So as I wash my dishes, and sip my tea, bathe wiggly children, and fold laundry, I am thankful for the solid life that is mine. Both the mundane and extraordinary can live within the same four walls. Both wonder and routine can grow in a backyard garden.

But once in a while, the pull of unknown places and far off lands builds within me.

The wind has changed, and I hear the train.


What calls to you? How does wanderlust grab hold of you?


Listen my son, for to you I confer

Our history, our past and beseech you


For the crimson stain of our brothers

Splattered across our homeland walls


For the smell of burnt flesh and embers

Where our sisters once danced aflamed


For the sound of the desert zephyrs

That buried our children’s weary corpses


So to you my son, these words I transfer

Lest we forget the Hand that saved us


Click here for a summary of the Armenian Genocide. April 24th is the day that we remember the atrocities committed against thousands of Christian families (my own great grandfather being one of them), and the light of faithfulness that still shined through all that horror.

I Didn’t Say “I Do”

Like most young girls, I thought about my future wedding now and then-what my groom would look like, the dress, the lights, the flowers-all the small things that set such a day apart from all others.
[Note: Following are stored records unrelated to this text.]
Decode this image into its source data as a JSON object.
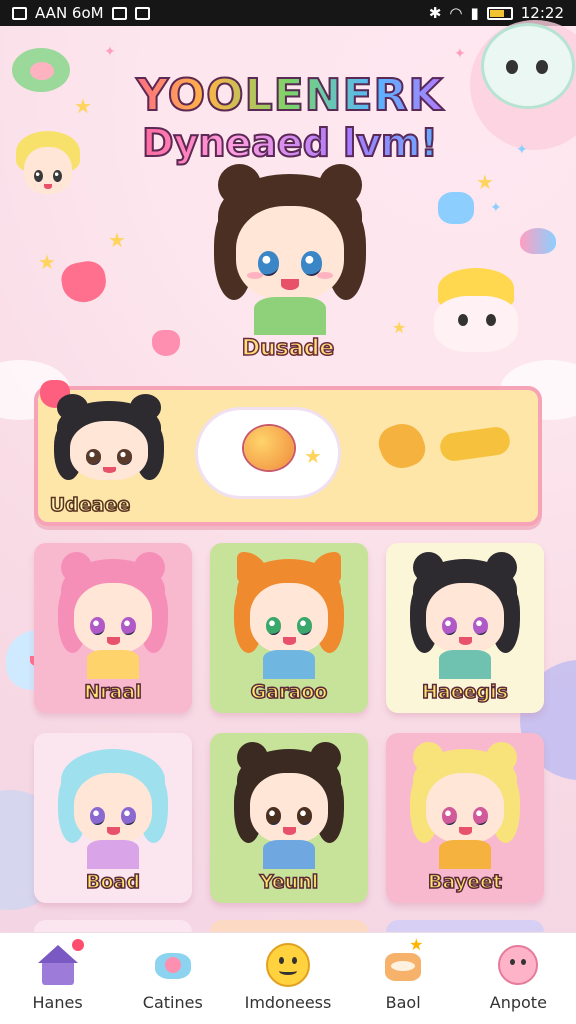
{
  "status_bar": {
    "left_text": "AAN 6oM",
    "time": "12:22"
  },
  "header": {
    "title_line1": "YOOLENERK",
    "title_line2": "Dyneaed lvm!"
  },
  "main_character": {
    "name": "Dusade"
  },
  "featured": {
    "character_name": "Udeaee"
  },
  "grid": {
    "cards": [
      {
        "name": "Nraal"
      },
      {
        "name": "Garaoo"
      },
      {
        "name": "Haeegis"
      },
      {
        "name": "Boad"
      },
      {
        "name": "Yeunl"
      },
      {
        "name": "Bayeet"
      }
    ]
  },
  "bottom_nav": {
    "items": [
      {
        "label": "Hanes",
        "icon": "house-icon"
      },
      {
        "label": "Catines",
        "icon": "candy-icon"
      },
      {
        "label": "Imdoneess",
        "icon": "smiley-icon"
      },
      {
        "label": "Baol",
        "icon": "puppy-icon"
      },
      {
        "label": "Anpote",
        "icon": "face-icon"
      }
    ]
  },
  "colors": {
    "background": "#fbe3ea",
    "featured_bg": "#fde6a8",
    "featured_border": "#f6a3b8",
    "accent_pink": "#ff5f8f",
    "nav_bg": "#ffffff"
  }
}
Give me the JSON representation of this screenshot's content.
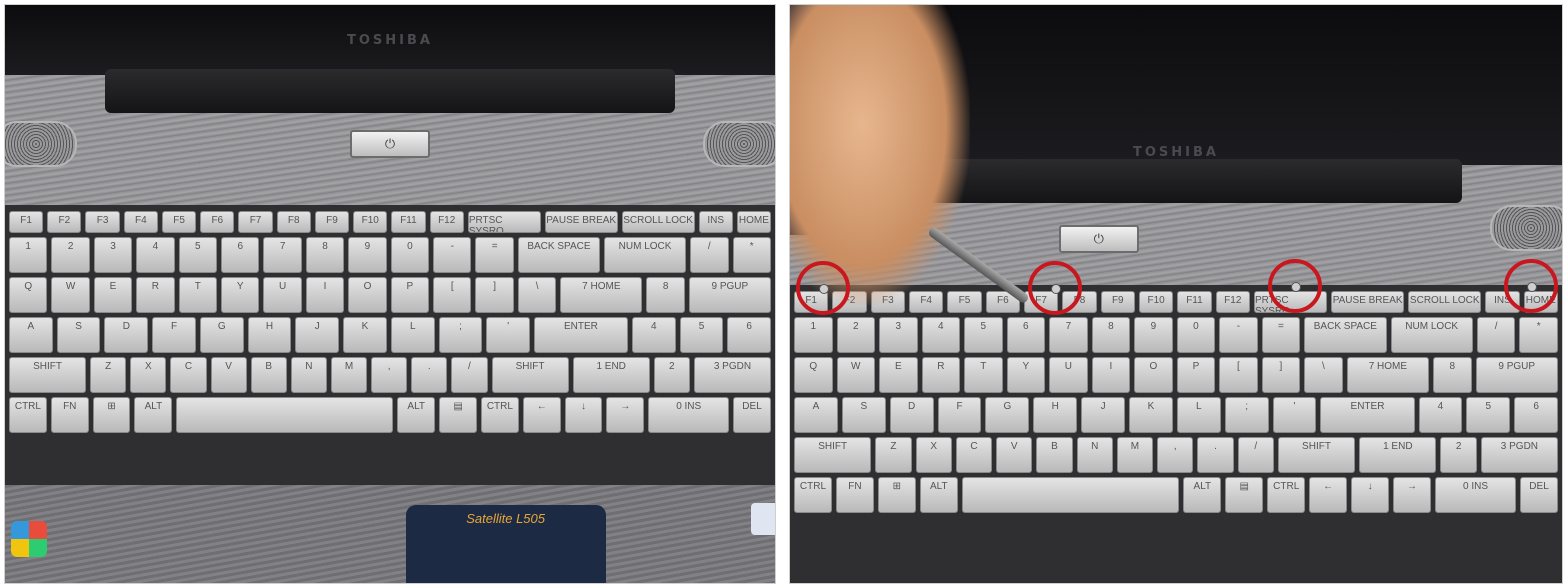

But more than all of that, I wondered what it would feel like to say “I do”.

Fast forward several years to a rainy August evening where I did stand before God and witnesses, and spoke holy vows to the tall man in front of me. 

I will have and hold.

I will honor and obey.

I will take you as my husband, and forsake all others.

I will hold to only you.

I will.

I will?? What happened to “I do”? Forgive me for asking, but doesn’t “I do” seem a little more classic? More romantic? More…..wedding-like?

Ah, naive little bride was I.

Eight years later, I am only just now beginning to understand where the “I do” comes into play. Why I wasn’t meant to say it on my wedding day, amidst the pomp and circumstance, the feasting and the ebb and flow of the waltzes.

Because I have said “I do” every single day since. 

I spoke “I will” publicly in silk and satin, but I have whispered “I do” privately to the rising sun, blazing in glory. I have shouted it surrounded by the reek of diapers and burnt bread. I have cried it to the darkness in cold sheets and bruised emotions. And I have laughed it to the wind, as the trees shed their flaming coats.

On happy days, frustrating days, days when everything and everyone is messy, days full of romantic excitement, and days weighed down by the mundane- it may not always be spoken aloud, but it’s there.

I do.

I do have and hold you.

I do strive to honor and obey.

I do take you to be mine and forsake all others.

I do choose you.

I choose you.

Every day, every morning, every evening-the vows are silently spoken yet again. Renewed over and over and over, until the door to the next life is opened to one of us.

I choose you.

I do.

Hearth and Home

  1. the floor of a fireplace
  2. used as a symbol of one’s home

There are few things more satisfying than snuggling into deep cushions, sipping an enticingly hot cup of tea, surrounded by glorious stillness and calm-all the while gazing into the mesmerizing flames of a well stoked fire…..

Oh, wait.

I don’t have a fireplace.

My husband has strictly forbidden me from “playing” with fire indoors (notice there was no mention of outdoor restriction….)

And glorious stillness has become a rare and treasured occurrence when three tiny humans invade most moments.


All the above may be true, yet I am still drawn to the idea of a fireplace hearth. Once upon a time, it was the hub of a house-a place of nourishment, warmth, and dreams. Its essence was the center, the very heart of every home.

This provoked a new thought. I may not possess the physical presence of a fireplace in our current rental abode, but what would I say holds our essence, our heart-what would be the hearth of our home? Continue reading “Hearth and Home”